Extracted records:
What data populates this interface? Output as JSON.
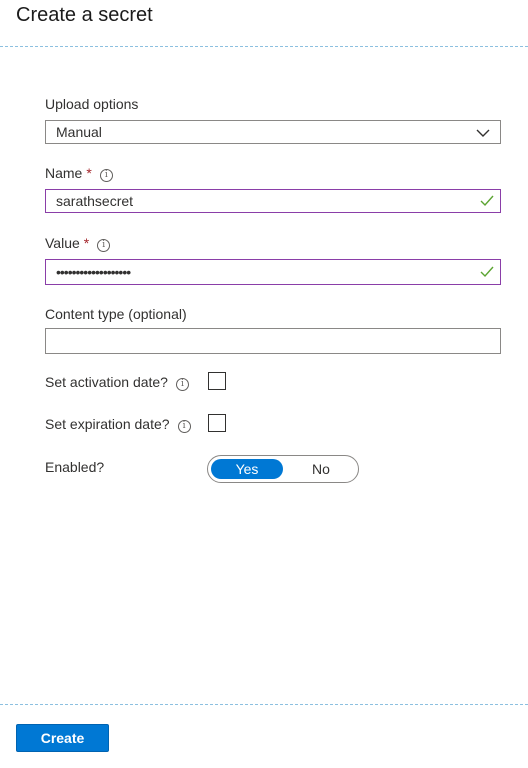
{
  "header": {
    "title": "Create a secret"
  },
  "form": {
    "upload_options": {
      "label": "Upload options",
      "value": "Manual"
    },
    "name": {
      "label": "Name",
      "required_mark": "*",
      "value": "sarathsecret"
    },
    "value": {
      "label": "Value",
      "required_mark": "*",
      "masked_value": "•••••••••••••••••••"
    },
    "content_type": {
      "label": "Content type (optional)",
      "value": ""
    },
    "activation": {
      "label": "Set activation date?",
      "checked": false
    },
    "expiration": {
      "label": "Set expiration date?",
      "checked": false
    },
    "enabled": {
      "label": "Enabled?",
      "yes": "Yes",
      "no": "No",
      "selected": "Yes"
    }
  },
  "footer": {
    "create_label": "Create"
  },
  "icons": {
    "info": "info-icon",
    "check": "checkmark-icon",
    "chevron": "chevron-down-icon"
  },
  "colors": {
    "accent": "#0078d4",
    "required": "#a4262c",
    "valid_border": "#8a3ea8",
    "check": "#5ba431"
  }
}
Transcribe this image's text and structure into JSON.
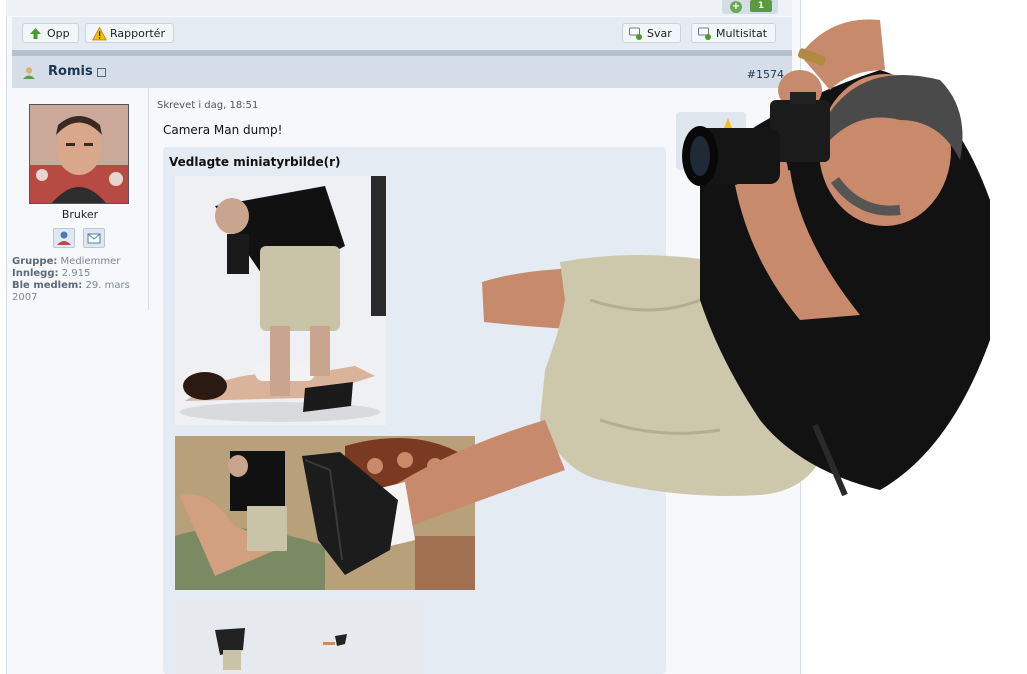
{
  "vote": {
    "count": "1",
    "plus_icon": "plus-circle-icon"
  },
  "toolbar": {
    "up_label": "Opp",
    "report_label": "Rapportér",
    "reply_label": "Svar",
    "multiquote_label": "Multisitat"
  },
  "post": {
    "author": "Romis",
    "number": "#1574",
    "written": "Skrevet i dag, 18:51",
    "body": "Camera Man dump!",
    "attachments_title": "Vedlagte miniatyrbilde(r)"
  },
  "user": {
    "role": "Bruker",
    "group_label": "Gruppe:",
    "group_value": "Medlemmer",
    "posts_label": "Innlegg:",
    "posts_value": "2.915",
    "joined_label": "Ble medlem:",
    "joined_value": "29. mars 2007"
  },
  "colors": {
    "accent": "#1d3652",
    "header_bg": "#d5dee8",
    "vote_green": "#5b9a3e"
  }
}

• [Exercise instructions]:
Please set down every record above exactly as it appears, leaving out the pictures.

• [Task output]:
What data populates this interface? Output as JSON.
{
  "header": {
    "title": "Create a secret"
  },
  "form": {
    "upload_options": {
      "label": "Upload options",
      "value": "Manual"
    },
    "name": {
      "label": "Name",
      "required_mark": "*",
      "value": "sarathsecret"
    },
    "value": {
      "label": "Value",
      "required_mark": "*",
      "masked_value": "•••••••••••••••••••"
    },
    "content_type": {
      "label": "Content type (optional)",
      "value": ""
    },
    "activation": {
      "label": "Set activation date?",
      "checked": false
    },
    "expiration": {
      "label": "Set expiration date?",
      "checked": false
    },
    "enabled": {
      "label": "Enabled?",
      "yes": "Yes",
      "no": "No",
      "selected": "Yes"
    }
  },
  "footer": {
    "create_label": "Create"
  },
  "icons": {
    "info": "info-icon",
    "check": "checkmark-icon",
    "chevron": "chevron-down-icon"
  },
  "colors": {
    "accent": "#0078d4",
    "required": "#a4262c",
    "valid_border": "#8a3ea8",
    "check": "#5ba431"
  }
}
Transcribe this image's text and structure into JSON.
{
  "vote": {
    "count": "1",
    "plus_icon": "plus-circle-icon"
  },
  "toolbar": {
    "up_label": "Opp",
    "report_label": "Rapportér",
    "reply_label": "Svar",
    "multiquote_label": "Multisitat"
  },
  "post": {
    "author": "Romis",
    "number": "#1574",
    "written": "Skrevet i dag, 18:51",
    "body": "Camera Man dump!",
    "attachments_title": "Vedlagte miniatyrbilde(r)"
  },
  "user": {
    "role": "Bruker",
    "group_label": "Gruppe:",
    "group_value": "Medlemmer",
    "posts_label": "Innlegg:",
    "posts_value": "2.915",
    "joined_label": "Ble medlem:",
    "joined_value": "29. mars 2007"
  },
  "colors": {
    "accent": "#1d3652",
    "header_bg": "#d5dee8",
    "vote_green": "#5b9a3e"
  }
}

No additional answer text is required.